The true soldier fights not because he hates what is in front of him, but because he loves what is behind him.
Poets have been mysteriously silent on the subject of cheese.
Literature is a luxury; fiction is a necessity.
The Bible tells us to love our neighbors, and also to love our enemies; probably because generally they are the same people.
To love means loving the unlovable. To forgive means pardoning the unpardonable. Faith means believing the unbelievable. Hope means hoping when everything seems hopeless.
Love is not blind; that is the last thing that it is. Love is bound; and the more it is bound the less it is blind.
I wish we could sometimes love the characters in real life as we love the characters in romances. There are a great many human souls whom we should accept more kindly, and even appreciate more clearly, if we simply thought of them as people in a story.
It [feminism] is mixed up with a muddled idea that women are free when they serve their employers but slaves when they help their husbands.
A dead thing can go with the stream, but only a living thing can go against it.
There is a road from the eye to the heart that does not go through the intellect.
We have all forgotten what we really are. All that we call common sense and rationality and practicality and positivism only means that for certain dead levels of our life we forget that we have forgotten. All that we call spirit and art and ecstasy only means that for one awful instant we remember that we forget.
I am not absentminded. It is the presence of mind that makes me unaware of everything else.
The great Gaels of Ireland are the men that God made mad, For all their wars are merry, and all their songs are sad.
Humor can get in under the door while seriousness is still fumbling at the handle.
But there is in everything a reasonable division of labour. I have written the book, and nothing on earth would induce me to read it.
If a thing is worth doing, it is worth doing badly.

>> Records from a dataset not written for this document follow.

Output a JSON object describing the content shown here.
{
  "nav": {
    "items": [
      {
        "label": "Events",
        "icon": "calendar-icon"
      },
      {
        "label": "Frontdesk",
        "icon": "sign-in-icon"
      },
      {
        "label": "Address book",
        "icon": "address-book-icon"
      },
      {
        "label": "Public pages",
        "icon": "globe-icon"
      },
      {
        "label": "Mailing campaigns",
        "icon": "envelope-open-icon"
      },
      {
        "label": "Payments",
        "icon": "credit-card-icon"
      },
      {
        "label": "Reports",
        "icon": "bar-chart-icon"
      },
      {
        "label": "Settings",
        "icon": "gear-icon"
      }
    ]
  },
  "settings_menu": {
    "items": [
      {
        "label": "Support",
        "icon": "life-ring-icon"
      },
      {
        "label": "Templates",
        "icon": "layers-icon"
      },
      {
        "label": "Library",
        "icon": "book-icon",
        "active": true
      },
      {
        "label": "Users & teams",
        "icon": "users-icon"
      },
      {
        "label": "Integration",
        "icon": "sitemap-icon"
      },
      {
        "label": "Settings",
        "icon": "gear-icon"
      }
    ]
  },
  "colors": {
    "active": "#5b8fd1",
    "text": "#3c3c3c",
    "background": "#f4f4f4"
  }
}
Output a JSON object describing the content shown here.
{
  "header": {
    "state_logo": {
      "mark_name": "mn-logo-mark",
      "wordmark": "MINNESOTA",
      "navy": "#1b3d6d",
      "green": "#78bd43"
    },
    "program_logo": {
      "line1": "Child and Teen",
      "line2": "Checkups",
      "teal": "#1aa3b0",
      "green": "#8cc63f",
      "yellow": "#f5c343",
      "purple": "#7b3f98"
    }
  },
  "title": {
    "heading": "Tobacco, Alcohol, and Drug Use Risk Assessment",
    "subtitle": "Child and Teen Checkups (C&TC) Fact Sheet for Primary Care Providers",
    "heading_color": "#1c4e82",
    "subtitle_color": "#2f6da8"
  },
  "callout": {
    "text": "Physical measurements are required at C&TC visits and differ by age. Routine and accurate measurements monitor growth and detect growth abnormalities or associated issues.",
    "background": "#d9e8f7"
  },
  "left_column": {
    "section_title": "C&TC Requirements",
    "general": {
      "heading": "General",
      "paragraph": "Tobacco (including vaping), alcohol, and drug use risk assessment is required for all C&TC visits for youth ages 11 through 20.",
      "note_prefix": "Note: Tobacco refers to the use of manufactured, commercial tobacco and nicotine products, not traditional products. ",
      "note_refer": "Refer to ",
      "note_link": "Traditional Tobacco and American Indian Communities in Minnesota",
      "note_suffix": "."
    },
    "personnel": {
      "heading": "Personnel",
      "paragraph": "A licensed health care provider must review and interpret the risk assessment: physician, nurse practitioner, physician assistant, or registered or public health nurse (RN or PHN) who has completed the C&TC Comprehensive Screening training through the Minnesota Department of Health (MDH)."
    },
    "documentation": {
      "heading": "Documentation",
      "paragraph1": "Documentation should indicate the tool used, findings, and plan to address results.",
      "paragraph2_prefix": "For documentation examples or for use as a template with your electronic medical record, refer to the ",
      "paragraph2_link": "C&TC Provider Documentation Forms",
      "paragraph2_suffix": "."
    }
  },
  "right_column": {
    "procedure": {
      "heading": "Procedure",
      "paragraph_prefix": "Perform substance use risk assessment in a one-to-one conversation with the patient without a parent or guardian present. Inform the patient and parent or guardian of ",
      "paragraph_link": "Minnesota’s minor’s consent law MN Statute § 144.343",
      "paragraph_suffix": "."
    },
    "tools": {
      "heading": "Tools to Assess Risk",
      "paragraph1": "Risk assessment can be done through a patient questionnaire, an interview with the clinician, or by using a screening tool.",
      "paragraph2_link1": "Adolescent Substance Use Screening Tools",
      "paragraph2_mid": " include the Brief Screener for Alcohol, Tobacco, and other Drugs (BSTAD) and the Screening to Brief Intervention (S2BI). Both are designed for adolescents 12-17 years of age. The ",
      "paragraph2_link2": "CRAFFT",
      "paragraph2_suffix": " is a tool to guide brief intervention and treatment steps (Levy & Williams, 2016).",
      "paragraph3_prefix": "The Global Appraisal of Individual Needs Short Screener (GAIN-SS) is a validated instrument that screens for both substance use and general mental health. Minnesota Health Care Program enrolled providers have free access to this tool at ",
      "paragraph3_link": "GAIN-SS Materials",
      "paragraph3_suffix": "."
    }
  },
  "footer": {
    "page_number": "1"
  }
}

The wild worship of lawlessness and the materialist worship of law end in the same void. Nietzsche scales staggering mountains, but he turns up ultimately in Tibet. He sits down beside Tolstoy in the land of nothing and Nirvana. They are both helpless—one because he must not grasp anything, and the other because he must not let go of anything. The Tolstoyan’s will is frozen by a Buddhist instinct that all special actions are evil. But the Nietzscheite’s will is quite equally frozen by his view that all special actions are good; for if all special actions are good, none of them are special. They stand at the crossroads, and one hates all the roads and the other likes all the roads. The result is—well, some things are not hard to calculate. They stand at the cross-roads.
Nobody understands the nature of the Church, or the ringing note of the creed descending from antiquity, who does not realize that the whole world once very nearly died of broadmindedness and the brotherhood of all religions.
Science must not impose any philosophy, any more than the telephone must tell us what to say.
He must not merely cling to life, for then he will be a coward, and will not escape. He must not merely wait for death, for then he will be a suicide, and will not escape. He must seek his life in a spirit of furious indifference to it.